Note how the proposed new Treaty is not to ban cluster munitions outright: it is to prevent the deployment of ineffectual bombs that do not explode during a conflict, and despite having zero military strategic or tactical value, rather hang on waiting to kill or wound unsuspecting, perfectly innocent civilians years and even decades after the war has ended.

More than 100 countries are due to meet in Dublin later this month to negotiate a new international treaty banning cluster munitions that cause unacceptable harm to civilians. They should seize this historic opportunity to prevent these weapons from killing and maiming countless other men, women and children.

The International Committee of the Red Cross has repeatedly witnessed the terrible impact of cluster munitions on civilians in armed conflicts across the globe. Their deadly legacy can continue for generations.

Laos, for example, the world’s worst affected country, is still struggling to deal with the estimated 270 million munitions dropped there in the 1960s and 1970s. Tens of millions failed to explode and go on killing people today.

In more than 20 countries around the world, unexploded cluster munitions have effectively rendered vast areas as hazardous as minefields.

Without urgent concerted international action, the human toll of cluster munitions could become far worse than that of antipersonnel landmines, which are now banned by three-quarters of the world’s countries.

Meanwhile, billions of cluster munitions are currently in the stockpiles of many nations. Many models are aged, inaccurate and unreliable. But unlike antipersonnel landmines, which were in the hands of virtually all armed forces, only about 75 countries currently possess cluster munitions.

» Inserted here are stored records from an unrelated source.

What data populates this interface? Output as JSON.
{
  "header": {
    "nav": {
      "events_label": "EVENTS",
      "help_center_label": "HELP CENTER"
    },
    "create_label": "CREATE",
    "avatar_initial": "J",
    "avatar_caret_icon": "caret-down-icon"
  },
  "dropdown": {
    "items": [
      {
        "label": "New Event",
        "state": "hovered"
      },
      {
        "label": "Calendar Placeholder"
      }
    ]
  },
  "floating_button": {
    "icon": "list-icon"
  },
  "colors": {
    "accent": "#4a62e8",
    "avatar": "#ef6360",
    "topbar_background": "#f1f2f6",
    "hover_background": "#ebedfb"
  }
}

The Dublin conference is the culmination of a process that started in Oslo in February 2007 and has been building momentum ever since. Participants should agree to a treaty that prohibits inaccurate and unreliable cluster munitions, provides for their clearance and ensures assistance to victims.

Jakob Kellenberger, Geneva President, International Committee of the Red Cross

Some useful links related to the above:

Written by omnologos

2008/May/10 at 22:33:54